_EXERCISE INSTRUCTIONS_
List, from the lines below, each one with "structured" in it.

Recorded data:

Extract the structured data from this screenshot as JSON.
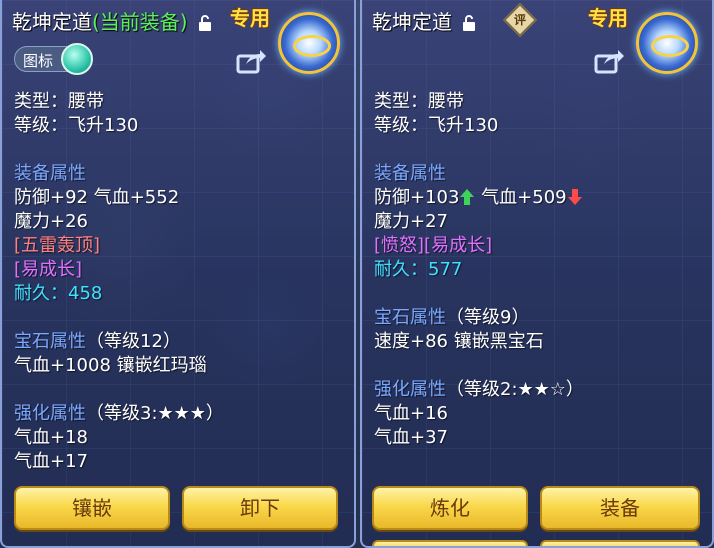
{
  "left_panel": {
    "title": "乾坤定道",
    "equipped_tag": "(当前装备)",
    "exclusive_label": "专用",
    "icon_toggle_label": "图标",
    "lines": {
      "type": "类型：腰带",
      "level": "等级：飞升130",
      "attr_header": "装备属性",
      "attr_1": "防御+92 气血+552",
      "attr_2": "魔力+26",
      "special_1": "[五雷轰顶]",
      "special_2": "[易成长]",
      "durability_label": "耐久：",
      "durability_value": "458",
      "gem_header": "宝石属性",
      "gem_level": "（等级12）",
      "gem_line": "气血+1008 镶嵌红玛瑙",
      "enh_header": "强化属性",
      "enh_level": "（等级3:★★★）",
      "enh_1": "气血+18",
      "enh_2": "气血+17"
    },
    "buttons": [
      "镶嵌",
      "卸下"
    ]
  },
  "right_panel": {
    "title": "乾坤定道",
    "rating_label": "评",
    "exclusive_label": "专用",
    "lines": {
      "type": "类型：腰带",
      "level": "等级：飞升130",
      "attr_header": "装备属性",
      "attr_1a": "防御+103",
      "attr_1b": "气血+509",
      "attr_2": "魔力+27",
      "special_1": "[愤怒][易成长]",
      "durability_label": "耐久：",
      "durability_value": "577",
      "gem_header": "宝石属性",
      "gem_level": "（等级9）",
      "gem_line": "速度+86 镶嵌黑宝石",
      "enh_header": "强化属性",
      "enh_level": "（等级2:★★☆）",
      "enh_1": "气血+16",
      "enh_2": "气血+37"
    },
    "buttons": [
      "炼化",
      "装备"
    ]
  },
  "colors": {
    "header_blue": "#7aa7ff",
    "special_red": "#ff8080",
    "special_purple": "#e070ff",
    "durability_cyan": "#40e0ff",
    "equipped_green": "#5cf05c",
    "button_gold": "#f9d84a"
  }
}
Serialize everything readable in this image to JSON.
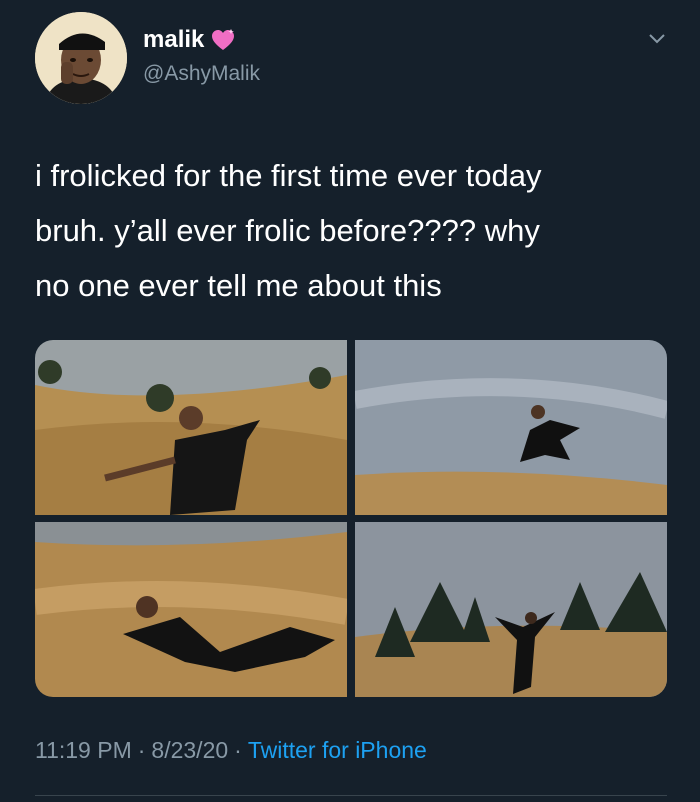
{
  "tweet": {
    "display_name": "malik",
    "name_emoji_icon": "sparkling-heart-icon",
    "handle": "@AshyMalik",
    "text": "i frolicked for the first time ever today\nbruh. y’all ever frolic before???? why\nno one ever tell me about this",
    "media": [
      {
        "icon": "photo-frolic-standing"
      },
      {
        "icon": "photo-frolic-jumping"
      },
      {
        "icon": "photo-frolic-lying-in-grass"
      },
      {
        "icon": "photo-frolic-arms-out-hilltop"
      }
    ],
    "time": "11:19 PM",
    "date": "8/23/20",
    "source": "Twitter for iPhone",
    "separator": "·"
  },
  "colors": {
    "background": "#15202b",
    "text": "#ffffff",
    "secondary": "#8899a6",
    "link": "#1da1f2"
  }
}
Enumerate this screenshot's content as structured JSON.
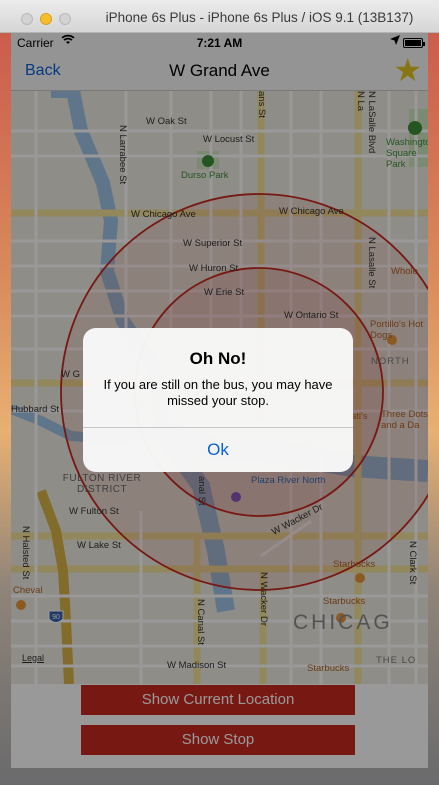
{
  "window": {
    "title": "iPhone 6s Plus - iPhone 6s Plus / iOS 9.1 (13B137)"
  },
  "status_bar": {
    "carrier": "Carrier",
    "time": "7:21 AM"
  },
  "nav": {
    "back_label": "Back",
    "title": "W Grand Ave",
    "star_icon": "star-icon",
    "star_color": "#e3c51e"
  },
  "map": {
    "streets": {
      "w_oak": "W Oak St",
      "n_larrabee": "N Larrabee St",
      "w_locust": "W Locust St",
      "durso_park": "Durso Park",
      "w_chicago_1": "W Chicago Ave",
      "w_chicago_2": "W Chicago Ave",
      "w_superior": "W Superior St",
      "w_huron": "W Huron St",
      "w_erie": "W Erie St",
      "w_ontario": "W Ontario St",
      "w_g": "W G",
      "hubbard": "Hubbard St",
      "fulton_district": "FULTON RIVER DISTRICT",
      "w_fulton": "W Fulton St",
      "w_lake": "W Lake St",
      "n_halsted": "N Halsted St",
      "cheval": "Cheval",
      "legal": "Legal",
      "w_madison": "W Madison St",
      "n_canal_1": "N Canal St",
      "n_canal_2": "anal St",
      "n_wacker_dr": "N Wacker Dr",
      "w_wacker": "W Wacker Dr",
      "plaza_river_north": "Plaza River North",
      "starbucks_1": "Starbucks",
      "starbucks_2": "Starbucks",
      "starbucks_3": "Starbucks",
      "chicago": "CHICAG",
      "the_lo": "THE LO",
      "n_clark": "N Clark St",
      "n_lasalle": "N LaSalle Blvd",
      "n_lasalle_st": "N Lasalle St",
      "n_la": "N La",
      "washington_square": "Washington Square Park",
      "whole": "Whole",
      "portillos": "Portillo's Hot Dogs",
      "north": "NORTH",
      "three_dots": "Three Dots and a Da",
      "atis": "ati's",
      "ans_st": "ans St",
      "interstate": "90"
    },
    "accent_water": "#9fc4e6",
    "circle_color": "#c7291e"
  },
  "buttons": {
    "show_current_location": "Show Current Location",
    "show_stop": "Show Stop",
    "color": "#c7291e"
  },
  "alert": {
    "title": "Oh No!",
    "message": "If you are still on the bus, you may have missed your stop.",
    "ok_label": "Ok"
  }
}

_EXERCISE OUTPUT_
Extract the structured data from this screenshot as JSON.
Enumerate this screenshot's content as structured JSON.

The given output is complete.